(ii) $\mathbb{Q}$ is countable.

Let $\mathcal{C}$ be a collection of circles in the plane such that for each point $a$ on the $x$-axis, there is a circle in $\mathcal{C}$ passing through the point $a$ which has the $x$-axis tangent to the circle at $a$. Show that $\mathcal{C}$ contains a pair of circles that intersect.

Paper 4, Section II, E

commentState the inclusion-exclusion principle.

Let $n \in \mathbb{N}$. A permutation $\sigma$ of the set $\{1,2,3, \ldots, n\}$ is said to contain a transposition if there exist $i, j$ with $1 \leqslant i<j \leqslant n$ such that $\sigma(i)=j$ and $\sigma(j)=i$. Derive a formula for the number, $f(n)$, of permutations which do not contain a transposition, and show that

$\lim _{n \rightarrow \infty} \frac{f(n)}{n !}=e^{-\frac{1}{2}}$

Paper 4, Section II, E

commentLet $p$ be a prime. A base $p$ expansion of an integer $k$ is an expression

$k=k_{0}+p \cdot k_{1}+p^{2} \cdot k_{2}+\cdots+p^{\ell} \cdot k_{\ell}$

for some natural number $\ell$, with $0 \leqslant k_{i}<p$ for $i=0,1, \ldots, \ell$.

(i) Show that the sequence of coefficients $k_{0}, k_{1}, k_{2}, \ldots, k_{\ell}$ appearing in a base $p$ expansion of $k$ is unique, up to extending the sequence by zeroes.

(ii) Show that

$\left(\begin{array}{l} p \\ j \end{array}\right) \equiv 0 \quad(\bmod p), \quad 0<j<p$

and hence, by considering the polynomial $(1+x)^{p}$ or otherwise, deduce that

$\left(\begin{array}{c} p^{i} \\ j \end{array}\right) \equiv 0 \quad(\bmod p), \quad 0<j<p^{i}$

(iii) If $n_{0}+p \cdot n_{1}+p^{2} \cdot n_{2}+\cdots+p^{\ell} \cdot n_{\ell}$ is a base $p$ expansion of $n$, then, by considering the polynomial $(1+x)^{n}$ or otherwise, show that

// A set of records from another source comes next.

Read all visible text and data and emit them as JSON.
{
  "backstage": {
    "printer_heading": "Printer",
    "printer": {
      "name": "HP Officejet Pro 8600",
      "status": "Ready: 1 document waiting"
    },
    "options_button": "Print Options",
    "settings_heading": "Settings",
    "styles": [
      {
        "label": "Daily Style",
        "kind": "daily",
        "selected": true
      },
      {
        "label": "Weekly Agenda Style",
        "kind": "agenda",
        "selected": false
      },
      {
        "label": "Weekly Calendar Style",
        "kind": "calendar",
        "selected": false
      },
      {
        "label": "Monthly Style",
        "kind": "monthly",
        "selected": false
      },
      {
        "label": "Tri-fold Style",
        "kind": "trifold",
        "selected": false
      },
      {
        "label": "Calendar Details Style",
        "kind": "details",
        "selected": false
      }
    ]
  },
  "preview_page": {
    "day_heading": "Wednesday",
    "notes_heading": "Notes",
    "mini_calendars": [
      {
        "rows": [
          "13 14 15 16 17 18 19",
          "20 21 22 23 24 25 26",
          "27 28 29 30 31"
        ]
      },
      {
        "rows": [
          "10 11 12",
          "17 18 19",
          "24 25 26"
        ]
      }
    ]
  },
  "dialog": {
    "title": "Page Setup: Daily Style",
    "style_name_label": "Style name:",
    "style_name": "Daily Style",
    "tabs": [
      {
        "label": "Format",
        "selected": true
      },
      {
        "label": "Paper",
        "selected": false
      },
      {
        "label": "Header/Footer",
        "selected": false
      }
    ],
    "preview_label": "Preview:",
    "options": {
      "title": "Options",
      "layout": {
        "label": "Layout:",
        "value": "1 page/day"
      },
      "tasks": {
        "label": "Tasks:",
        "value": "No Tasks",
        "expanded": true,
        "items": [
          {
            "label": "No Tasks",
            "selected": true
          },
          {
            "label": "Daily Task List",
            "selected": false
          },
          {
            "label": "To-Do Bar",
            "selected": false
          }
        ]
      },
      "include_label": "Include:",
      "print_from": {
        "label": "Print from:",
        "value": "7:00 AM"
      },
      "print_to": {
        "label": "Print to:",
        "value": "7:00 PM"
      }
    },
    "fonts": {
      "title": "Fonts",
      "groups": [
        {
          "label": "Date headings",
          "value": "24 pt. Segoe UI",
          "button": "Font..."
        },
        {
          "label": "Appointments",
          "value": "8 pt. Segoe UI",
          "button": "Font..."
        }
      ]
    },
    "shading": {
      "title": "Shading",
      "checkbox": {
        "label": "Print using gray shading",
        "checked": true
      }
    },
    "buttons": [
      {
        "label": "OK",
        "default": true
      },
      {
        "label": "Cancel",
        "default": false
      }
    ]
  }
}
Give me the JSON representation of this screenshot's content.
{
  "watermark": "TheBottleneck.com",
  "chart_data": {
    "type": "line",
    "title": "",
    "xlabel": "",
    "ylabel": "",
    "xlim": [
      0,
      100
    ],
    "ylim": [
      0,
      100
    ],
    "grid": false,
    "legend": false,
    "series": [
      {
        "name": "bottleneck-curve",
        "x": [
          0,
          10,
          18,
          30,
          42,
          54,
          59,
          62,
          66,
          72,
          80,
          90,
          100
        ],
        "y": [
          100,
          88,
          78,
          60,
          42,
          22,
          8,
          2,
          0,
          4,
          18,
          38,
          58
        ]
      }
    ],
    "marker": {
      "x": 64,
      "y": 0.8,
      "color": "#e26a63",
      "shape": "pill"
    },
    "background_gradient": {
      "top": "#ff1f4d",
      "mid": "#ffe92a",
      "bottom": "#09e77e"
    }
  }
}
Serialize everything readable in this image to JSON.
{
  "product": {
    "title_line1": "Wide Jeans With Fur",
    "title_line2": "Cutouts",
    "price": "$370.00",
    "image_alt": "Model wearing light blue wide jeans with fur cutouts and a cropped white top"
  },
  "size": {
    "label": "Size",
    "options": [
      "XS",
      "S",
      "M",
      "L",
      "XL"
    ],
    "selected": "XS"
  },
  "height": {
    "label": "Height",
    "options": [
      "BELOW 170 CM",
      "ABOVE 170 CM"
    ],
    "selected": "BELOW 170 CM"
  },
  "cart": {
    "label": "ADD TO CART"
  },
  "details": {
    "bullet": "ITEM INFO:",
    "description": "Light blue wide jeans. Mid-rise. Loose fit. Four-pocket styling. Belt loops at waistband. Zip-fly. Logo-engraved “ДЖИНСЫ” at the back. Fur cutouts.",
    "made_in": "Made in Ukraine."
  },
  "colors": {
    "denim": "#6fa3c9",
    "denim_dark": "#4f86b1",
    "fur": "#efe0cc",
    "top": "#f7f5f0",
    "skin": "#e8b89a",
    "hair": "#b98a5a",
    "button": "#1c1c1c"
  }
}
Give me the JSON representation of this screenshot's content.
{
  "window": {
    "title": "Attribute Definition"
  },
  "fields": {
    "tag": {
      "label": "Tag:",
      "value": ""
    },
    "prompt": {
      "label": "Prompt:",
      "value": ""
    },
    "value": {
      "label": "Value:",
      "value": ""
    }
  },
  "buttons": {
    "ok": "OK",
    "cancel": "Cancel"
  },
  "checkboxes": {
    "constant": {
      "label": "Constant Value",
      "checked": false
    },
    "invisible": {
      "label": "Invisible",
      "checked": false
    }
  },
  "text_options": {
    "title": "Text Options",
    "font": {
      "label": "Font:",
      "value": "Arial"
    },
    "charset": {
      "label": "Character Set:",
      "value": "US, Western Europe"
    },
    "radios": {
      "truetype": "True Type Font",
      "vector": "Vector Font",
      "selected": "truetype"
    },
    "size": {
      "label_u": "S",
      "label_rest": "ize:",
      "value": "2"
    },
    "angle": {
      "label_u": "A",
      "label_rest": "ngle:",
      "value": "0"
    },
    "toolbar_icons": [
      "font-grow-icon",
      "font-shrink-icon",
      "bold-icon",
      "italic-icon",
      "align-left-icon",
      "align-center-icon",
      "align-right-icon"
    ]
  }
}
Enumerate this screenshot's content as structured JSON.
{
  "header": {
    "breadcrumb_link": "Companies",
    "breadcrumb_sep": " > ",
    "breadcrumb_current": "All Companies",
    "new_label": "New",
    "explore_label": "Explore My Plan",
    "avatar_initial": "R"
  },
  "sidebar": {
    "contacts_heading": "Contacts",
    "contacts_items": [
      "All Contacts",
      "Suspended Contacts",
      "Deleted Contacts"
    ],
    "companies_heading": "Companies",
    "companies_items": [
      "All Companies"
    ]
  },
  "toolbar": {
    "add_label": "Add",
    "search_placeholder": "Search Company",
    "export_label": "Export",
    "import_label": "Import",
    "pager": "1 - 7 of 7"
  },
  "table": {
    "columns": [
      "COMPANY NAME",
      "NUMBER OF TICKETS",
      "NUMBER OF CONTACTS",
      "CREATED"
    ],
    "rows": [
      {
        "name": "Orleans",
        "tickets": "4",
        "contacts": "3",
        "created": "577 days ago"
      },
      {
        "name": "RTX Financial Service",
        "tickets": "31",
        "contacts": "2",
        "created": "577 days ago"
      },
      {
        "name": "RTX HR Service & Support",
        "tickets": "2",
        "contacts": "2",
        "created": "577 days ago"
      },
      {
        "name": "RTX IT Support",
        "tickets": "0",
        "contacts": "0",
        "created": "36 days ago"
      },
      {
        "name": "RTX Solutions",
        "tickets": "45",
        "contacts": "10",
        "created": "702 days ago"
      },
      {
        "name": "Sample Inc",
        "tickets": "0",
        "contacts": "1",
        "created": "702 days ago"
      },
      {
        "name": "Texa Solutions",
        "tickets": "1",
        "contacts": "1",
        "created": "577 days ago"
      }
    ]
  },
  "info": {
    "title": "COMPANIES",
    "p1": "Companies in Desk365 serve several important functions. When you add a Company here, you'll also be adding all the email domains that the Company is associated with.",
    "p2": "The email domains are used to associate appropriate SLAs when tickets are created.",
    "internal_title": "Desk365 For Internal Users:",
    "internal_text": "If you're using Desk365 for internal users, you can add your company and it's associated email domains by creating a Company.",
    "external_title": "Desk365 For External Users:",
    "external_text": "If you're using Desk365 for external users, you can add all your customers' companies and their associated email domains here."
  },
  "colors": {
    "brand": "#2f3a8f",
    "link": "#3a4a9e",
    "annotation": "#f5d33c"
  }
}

$\left(\begin{array}{l} n \\ k \end{array}\right) \equiv\left(\begin{array}{l} n_{0} \\ k_{0} \end{array}\right)\left(\begin{array}{l} n_{1} \\ k_{1} \end{array}\right) \cdots\left(\begin{array}{l} n_{\ell} \\ k_{\ell} \end{array}\right) \quad(\bmod p)$

Paper 4, Section II, E

comment(i) Let $\sim$ be an equivalence relation on a set $X$. What is an equivalence class of $\sim$ ? What is a partition of $X ?$ Prove that the equivalence classes of $\sim$ form a partition of $X$.

(ii) Let $\sim$ be the relation on the natural numbers $\mathbb{N}=\{1,2,3, \ldots\}$ defined by

$m \sim n \Longleftrightarrow \exists a, b \in \mathbb{N} \text { such that } m \text { divides } n^{a} \text { and } n \text { divides } m^{b} .$

Show that $\sim$ is an equivalence relation, and show that it has infinitely many equivalence classes, all but one of which are infinite.